# Exercise brief:
Write out the data exactly, keeping every line.
Records shown: Begin
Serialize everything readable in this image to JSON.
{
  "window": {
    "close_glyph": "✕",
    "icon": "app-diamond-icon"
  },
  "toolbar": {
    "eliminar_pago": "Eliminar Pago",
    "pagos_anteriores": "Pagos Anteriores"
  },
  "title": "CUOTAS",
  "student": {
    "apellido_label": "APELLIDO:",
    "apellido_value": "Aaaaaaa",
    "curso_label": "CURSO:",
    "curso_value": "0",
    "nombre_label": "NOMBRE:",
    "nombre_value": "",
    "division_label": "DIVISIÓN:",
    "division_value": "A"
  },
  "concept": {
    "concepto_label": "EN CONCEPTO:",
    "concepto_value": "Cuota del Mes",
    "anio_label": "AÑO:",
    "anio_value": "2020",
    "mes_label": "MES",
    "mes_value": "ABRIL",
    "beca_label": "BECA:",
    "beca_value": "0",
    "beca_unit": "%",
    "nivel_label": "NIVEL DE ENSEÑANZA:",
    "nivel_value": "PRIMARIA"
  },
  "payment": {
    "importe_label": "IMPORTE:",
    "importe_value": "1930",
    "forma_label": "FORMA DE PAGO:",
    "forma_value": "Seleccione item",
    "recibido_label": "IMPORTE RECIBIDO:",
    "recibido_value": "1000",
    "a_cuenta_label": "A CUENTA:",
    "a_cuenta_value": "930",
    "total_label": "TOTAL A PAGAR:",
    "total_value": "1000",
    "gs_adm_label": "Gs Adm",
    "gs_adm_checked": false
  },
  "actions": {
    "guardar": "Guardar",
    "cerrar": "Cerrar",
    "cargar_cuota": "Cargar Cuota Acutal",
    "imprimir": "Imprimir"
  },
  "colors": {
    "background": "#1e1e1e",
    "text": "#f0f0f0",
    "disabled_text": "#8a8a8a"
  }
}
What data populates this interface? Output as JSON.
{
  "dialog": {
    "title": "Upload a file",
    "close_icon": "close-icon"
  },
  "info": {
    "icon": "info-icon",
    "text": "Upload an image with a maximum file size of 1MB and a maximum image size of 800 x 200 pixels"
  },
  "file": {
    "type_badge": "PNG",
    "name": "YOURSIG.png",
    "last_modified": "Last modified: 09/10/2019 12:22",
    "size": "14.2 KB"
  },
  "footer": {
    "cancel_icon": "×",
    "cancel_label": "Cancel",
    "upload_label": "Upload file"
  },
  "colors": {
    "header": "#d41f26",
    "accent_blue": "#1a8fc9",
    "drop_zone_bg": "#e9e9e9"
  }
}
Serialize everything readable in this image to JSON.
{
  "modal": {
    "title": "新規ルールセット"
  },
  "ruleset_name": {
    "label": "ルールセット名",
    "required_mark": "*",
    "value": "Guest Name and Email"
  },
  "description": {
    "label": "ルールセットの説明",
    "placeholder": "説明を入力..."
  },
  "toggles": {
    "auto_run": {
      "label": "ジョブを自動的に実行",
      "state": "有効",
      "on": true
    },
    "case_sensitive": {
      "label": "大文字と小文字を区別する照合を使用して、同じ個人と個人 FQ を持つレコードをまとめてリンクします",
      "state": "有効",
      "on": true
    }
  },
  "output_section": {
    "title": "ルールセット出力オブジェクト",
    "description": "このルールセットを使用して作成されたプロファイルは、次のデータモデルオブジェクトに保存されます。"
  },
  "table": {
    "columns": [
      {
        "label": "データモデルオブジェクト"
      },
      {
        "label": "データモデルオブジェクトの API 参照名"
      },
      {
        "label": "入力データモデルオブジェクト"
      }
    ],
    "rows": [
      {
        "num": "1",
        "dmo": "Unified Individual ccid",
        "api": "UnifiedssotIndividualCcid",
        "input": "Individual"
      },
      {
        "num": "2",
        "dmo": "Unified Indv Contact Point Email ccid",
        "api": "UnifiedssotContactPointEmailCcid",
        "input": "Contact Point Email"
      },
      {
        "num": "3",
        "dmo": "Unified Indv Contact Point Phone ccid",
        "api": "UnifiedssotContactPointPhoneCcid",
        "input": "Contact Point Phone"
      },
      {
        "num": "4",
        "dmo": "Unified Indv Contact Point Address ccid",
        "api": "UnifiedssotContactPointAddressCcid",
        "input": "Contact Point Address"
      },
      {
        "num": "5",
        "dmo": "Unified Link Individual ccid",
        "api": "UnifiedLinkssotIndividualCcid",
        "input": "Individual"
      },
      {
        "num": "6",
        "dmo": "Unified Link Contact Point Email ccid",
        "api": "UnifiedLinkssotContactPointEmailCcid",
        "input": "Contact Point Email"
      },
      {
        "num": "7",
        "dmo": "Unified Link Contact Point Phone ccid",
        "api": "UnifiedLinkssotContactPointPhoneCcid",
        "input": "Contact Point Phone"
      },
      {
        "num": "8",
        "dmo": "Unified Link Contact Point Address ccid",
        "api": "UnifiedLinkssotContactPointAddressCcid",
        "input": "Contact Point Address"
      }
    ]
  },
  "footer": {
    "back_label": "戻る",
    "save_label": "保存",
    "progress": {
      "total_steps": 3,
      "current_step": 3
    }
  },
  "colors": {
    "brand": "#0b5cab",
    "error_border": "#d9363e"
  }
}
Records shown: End
# Result of this exercise:
Serialize everything readable in this image to JSON.
{
  "window": {
    "close_glyph": "✕",
    "icon": "app-diamond-icon"
  },
  "toolbar": {
    "eliminar_pago": "Eliminar Pago",
    "pagos_anteriores": "Pagos Anteriores"
  },
  "title": "CUOTAS",
  "student": {
    "apellido_label": "APELLIDO:",
    "apellido_value": "Aaaaaaa",
    "curso_label": "CURSO:",
    "curso_value": "0",
    "nombre_label": "NOMBRE:",
    "nombre_value": "",
    "division_label": "DIVISIÓN:",
    "division_value": "A"
  },
  "concept": {
    "concepto_label": "EN CONCEPTO:",
    "concepto_value": "Cuota del Mes",
    "anio_label": "AÑO:",
    "anio_value": "2020",
    "mes_label": "MES",
    "mes_value": "ABRIL",
    "beca_label": "BECA:",
    "beca_value": "0",
    "beca_unit": "%",
    "nivel_label": "NIVEL DE ENSEÑANZA:",
    "nivel_value": "PRIMARIA"
  },
  "payment": {
    "importe_label": "IMPORTE:",
    "importe_value": "1930",
    "forma_label": "FORMA DE PAGO:",
    "forma_value": "Seleccione item",
    "recibido_label": "IMPORTE RECIBIDO:",
    "recibido_value": "1000",
    "a_cuenta_label": "A CUENTA:",
    "a_cuenta_value": "930",
    "total_label": "TOTAL A PAGAR:",
    "total_value": "1000",
    "gs_adm_label": "Gs Adm",
    "gs_adm_checked": false
  },
  "actions": {
    "guardar": "Guardar",
    "cerrar": "Cerrar",
    "cargar_cuota": "Cargar Cuota Acutal",
    "imprimir": "Imprimir"
  },
  "colors": {
    "background": "#1e1e1e",
    "text": "#f0f0f0",
    "disabled_text": "#8a8a8a"
  }
}
What data populates this interface? Output as JSON.
{
  "dialog": {
    "title": "Upload a file",
    "close_icon": "close-icon"
  },
  "info": {
    "icon": "info-icon",
    "text": "Upload an image with a maximum file size of 1MB and a maximum image size of 800 x 200 pixels"
  },
  "file": {
    "type_badge": "PNG",
    "name": "YOURSIG.png",
    "last_modified": "Last modified: 09/10/2019 12:22",
    "size": "14.2 KB"
  },
  "footer": {
    "cancel_icon": "×",
    "cancel_label": "Cancel",
    "upload_label": "Upload file"
  },
  "colors": {
    "header": "#d41f26",
    "accent_blue": "#1a8fc9",
    "drop_zone_bg": "#e9e9e9"
  }
}
Serialize everything readable in this image to JSON.
{
  "modal": {
    "title": "新規ルールセット"
  },
  "ruleset_name": {
    "label": "ルールセット名",
    "required_mark": "*",
    "value": "Guest Name and Email"
  },
  "description": {
    "label": "ルールセットの説明",
    "placeholder": "説明を入力..."
  },
  "toggles": {
    "auto_run": {
      "label": "ジョブを自動的に実行",
      "state": "有効",
      "on": true
    },
    "case_sensitive": {
      "label": "大文字と小文字を区別する照合を使用して、同じ個人と個人 FQ を持つレコードをまとめてリンクします",
      "state": "有効",
      "on": true
    }
  },
  "output_section": {
    "title": "ルールセット出力オブジェクト",
    "description": "このルールセットを使用して作成されたプロファイルは、次のデータモデルオブジェクトに保存されます。"
  },
  "table": {
    "columns": [
      {
        "label": "データモデルオブジェクト"
      },
      {
        "label": "データモデルオブジェクトの API 参照名"
      },
      {
        "label": "入力データモデルオブジェクト"
      }
    ],
    "rows": [
      {
        "num": "1",
        "dmo": "Unified Individual ccid",
        "api": "UnifiedssotIndividualCcid",
        "input": "Individual"
      },
      {
        "num": "2",
        "dmo": "Unified Indv Contact Point Email ccid",
        "api": "UnifiedssotContactPointEmailCcid",
        "input": "Contact Point Email"
      },
      {
        "num": "3",
        "dmo": "Unified Indv Contact Point Phone ccid",
        "api": "UnifiedssotContactPointPhoneCcid",
        "input": "Contact Point Phone"
      },
      {
        "num": "4",
        "dmo": "Unified Indv Contact Point Address ccid",
        "api": "UnifiedssotContactPointAddressCcid",
        "input": "Contact Point Address"
      },
      {
        "num": "5",
        "dmo": "Unified Link Individual ccid",
        "api": "UnifiedLinkssotIndividualCcid",
        "input": "Individual"
      },
      {
        "num": "6",
        "dmo": "Unified Link Contact Point Email ccid",
        "api": "UnifiedLinkssotContactPointEmailCcid",
        "input": "Contact Point Email"
      },
      {
        "num": "7",
        "dmo": "Unified Link Contact Point Phone ccid",
        "api": "UnifiedLinkssotContactPointPhoneCcid",
        "input": "Contact Point Phone"
      },
      {
        "num": "8",
        "dmo": "Unified Link Contact Point Address ccid",
        "api": "UnifiedLinkssotContactPointAddressCcid",
        "input": "Contact Point Address"
      }
    ]
  },
  "footer": {
    "back_label": "戻る",
    "save_label": "保存",
    "progress": {
      "total_steps": 3,
      "current_step": 3
    }
  },
  "colors": {
    "brand": "#0b5cab",
    "error_border": "#d9363e"
  }
}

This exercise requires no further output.